Copy out each line containing "chevron" from the entries below.

*** Opening of TASK MATERIAL ***

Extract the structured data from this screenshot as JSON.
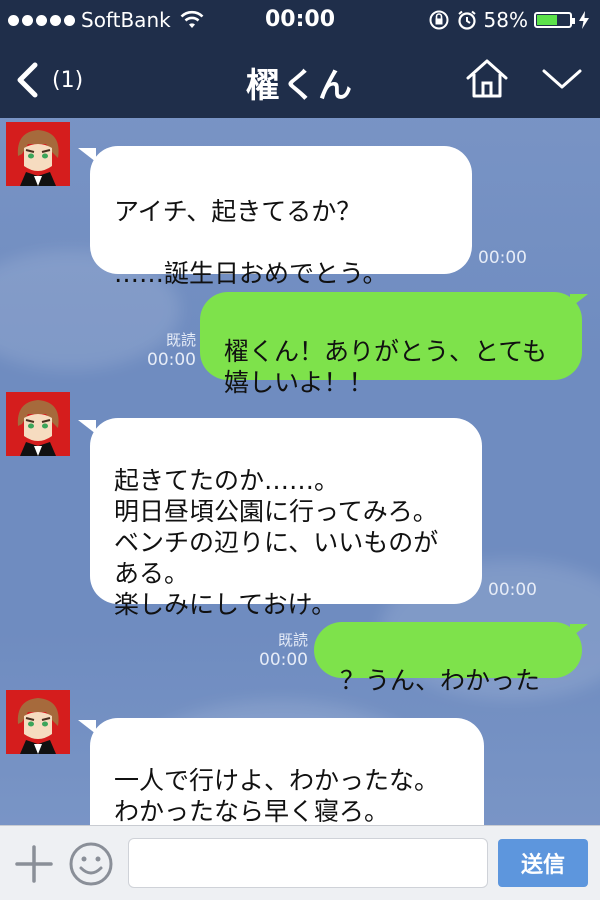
{
  "status_bar": {
    "carrier": "SoftBank",
    "time": "00:00",
    "battery_percent": "58%",
    "battery_level": 0.58
  },
  "nav": {
    "back_count": "(1)",
    "title": "櫂くん"
  },
  "messages": [
    {
      "side": "in",
      "text": "アイチ、起きてるか？\n\n……誕生日おめでとう。",
      "time": "00:00"
    },
    {
      "side": "out",
      "text": "櫂くん！ありがとう、とても嬉しいよ！！",
      "time": "00:00",
      "read": "既読"
    },
    {
      "side": "in",
      "text": "起きてたのか……。\n明日昼頃公園に行ってみろ。\nベンチの辺りに、いいものがある。\n楽しみにしておけ。",
      "time": "00:00"
    },
    {
      "side": "out",
      "text": "？うん、わかった",
      "time": "00:00",
      "read": "既読"
    },
    {
      "side": "in",
      "text": "一人で行けよ、わかったな。\nわかったなら早く寝ろ。\n起きられなくなるぞ。",
      "time": ""
    }
  ],
  "input_bar": {
    "placeholder": "",
    "send_label": "送信"
  },
  "colors": {
    "header": "#1f2e4a",
    "incoming_bubble": "#ffffff",
    "outgoing_bubble": "#7ee24b",
    "send_button": "#5d96dd"
  },
  "icons": [
    "wifi-icon",
    "lock-rotation-icon",
    "alarm-icon",
    "battery-icon",
    "charging-icon",
    "back-chevron-icon",
    "home-icon",
    "chevron-down-icon",
    "plus-icon",
    "emoji-icon"
  ]
}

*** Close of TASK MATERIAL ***

• _EXERCISE RESPONSE_
    "back-chevron-icon",
    "chevron-down-icon",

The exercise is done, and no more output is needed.